[Raw data Boundary: Start]

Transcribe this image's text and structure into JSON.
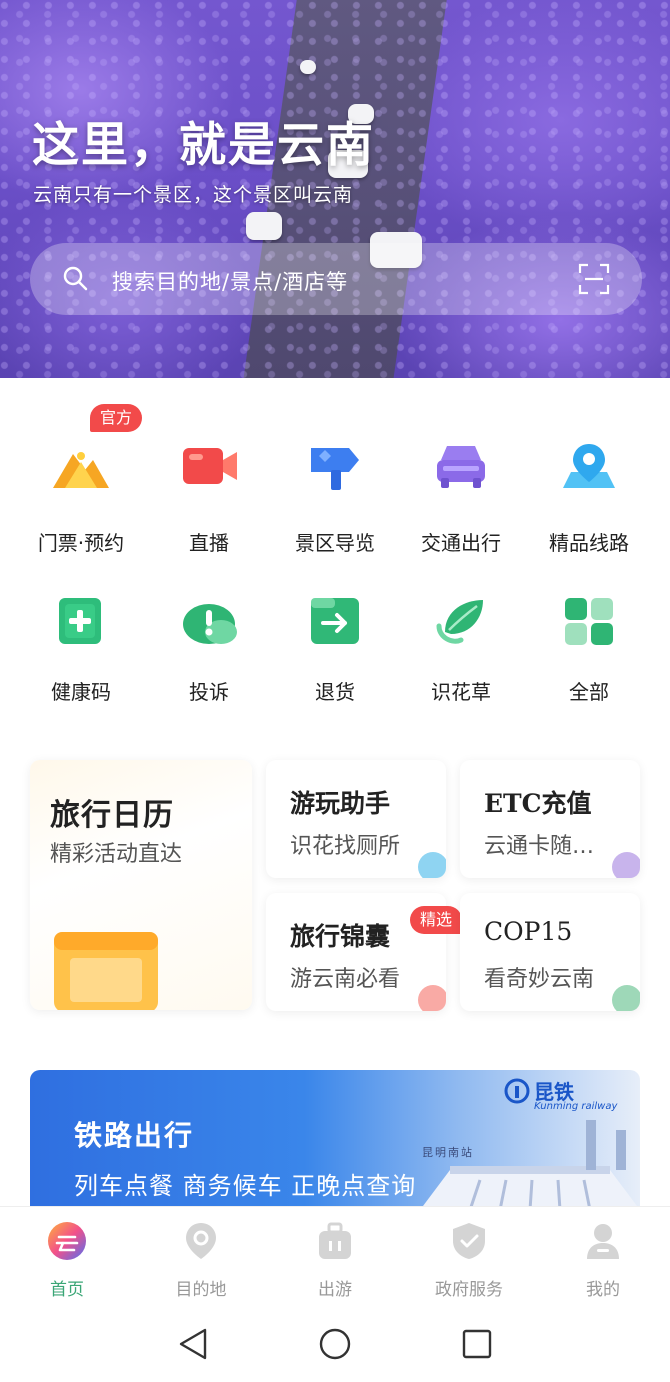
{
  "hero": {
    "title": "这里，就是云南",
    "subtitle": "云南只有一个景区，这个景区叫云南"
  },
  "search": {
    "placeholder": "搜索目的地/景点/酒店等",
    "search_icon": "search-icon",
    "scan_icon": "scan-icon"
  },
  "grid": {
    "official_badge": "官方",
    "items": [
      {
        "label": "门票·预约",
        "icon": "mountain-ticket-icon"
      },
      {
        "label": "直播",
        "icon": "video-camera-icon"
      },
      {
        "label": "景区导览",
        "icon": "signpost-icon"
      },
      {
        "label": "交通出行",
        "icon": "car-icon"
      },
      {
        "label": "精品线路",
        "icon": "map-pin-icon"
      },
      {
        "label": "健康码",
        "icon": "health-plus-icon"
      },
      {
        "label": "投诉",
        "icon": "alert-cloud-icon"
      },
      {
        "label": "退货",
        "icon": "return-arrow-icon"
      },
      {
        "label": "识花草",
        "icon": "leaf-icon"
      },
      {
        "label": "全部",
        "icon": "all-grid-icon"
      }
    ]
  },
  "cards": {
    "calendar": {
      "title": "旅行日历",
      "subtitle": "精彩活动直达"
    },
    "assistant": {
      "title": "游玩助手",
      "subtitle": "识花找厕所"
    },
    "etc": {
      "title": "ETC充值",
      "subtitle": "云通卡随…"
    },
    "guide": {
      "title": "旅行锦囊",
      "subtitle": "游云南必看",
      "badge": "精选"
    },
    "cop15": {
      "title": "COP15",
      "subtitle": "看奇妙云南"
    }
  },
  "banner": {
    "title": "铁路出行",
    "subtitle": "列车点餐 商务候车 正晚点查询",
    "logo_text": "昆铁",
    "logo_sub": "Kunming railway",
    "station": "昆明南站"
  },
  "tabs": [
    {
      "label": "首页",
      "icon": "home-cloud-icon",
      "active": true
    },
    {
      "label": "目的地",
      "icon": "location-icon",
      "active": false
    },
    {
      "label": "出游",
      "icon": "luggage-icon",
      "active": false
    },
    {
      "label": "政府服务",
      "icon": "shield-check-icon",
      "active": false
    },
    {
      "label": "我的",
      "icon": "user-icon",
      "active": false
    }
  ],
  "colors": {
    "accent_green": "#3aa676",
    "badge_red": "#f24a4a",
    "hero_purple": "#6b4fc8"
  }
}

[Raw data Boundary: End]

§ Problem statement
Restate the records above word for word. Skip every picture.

§ Problem solution
Transcribe this image's text and structure into JSON.
{
  "hero": {
    "title": "这里，就是云南",
    "subtitle": "云南只有一个景区，这个景区叫云南"
  },
  "search": {
    "placeholder": "搜索目的地/景点/酒店等",
    "search_icon": "search-icon",
    "scan_icon": "scan-icon"
  },
  "grid": {
    "official_badge": "官方",
    "items": [
      {
        "label": "门票·预约",
        "icon": "mountain-ticket-icon"
      },
      {
        "label": "直播",
        "icon": "video-camera-icon"
      },
      {
        "label": "景区导览",
        "icon": "signpost-icon"
      },
      {
        "label": "交通出行",
        "icon": "car-icon"
      },
      {
        "label": "精品线路",
        "icon": "map-pin-icon"
      },
      {
        "label": "健康码",
        "icon": "health-plus-icon"
      },
      {
        "label": "投诉",
        "icon": "alert-cloud-icon"
      },
      {
        "label": "退货",
        "icon": "return-arrow-icon"
      },
      {
        "label": "识花草",
        "icon": "leaf-icon"
      },
      {
        "label": "全部",
        "icon": "all-grid-icon"
      }
    ]
  },
  "cards": {
    "calendar": {
      "title": "旅行日历",
      "subtitle": "精彩活动直达"
    },
    "assistant": {
      "title": "游玩助手",
      "subtitle": "识花找厕所"
    },
    "etc": {
      "title": "ETC充值",
      "subtitle": "云通卡随…"
    },
    "guide": {
      "title": "旅行锦囊",
      "subtitle": "游云南必看",
      "badge": "精选"
    },
    "cop15": {
      "title": "COP15",
      "subtitle": "看奇妙云南"
    }
  },
  "banner": {
    "title": "铁路出行",
    "subtitle": "列车点餐 商务候车 正晚点查询",
    "logo_text": "昆铁",
    "logo_sub": "Kunming railway",
    "station": "昆明南站"
  },
  "tabs": [
    {
      "label": "首页",
      "icon": "home-cloud-icon",
      "active": true
    },
    {
      "label": "目的地",
      "icon": "location-icon",
      "active": false
    },
    {
      "label": "出游",
      "icon": "luggage-icon",
      "active": false
    },
    {
      "label": "政府服务",
      "icon": "shield-check-icon",
      "active": false
    },
    {
      "label": "我的",
      "icon": "user-icon",
      "active": false
    }
  ],
  "colors": {
    "accent_green": "#3aa676",
    "badge_red": "#f24a4a",
    "hero_purple": "#6b4fc8"
  }
}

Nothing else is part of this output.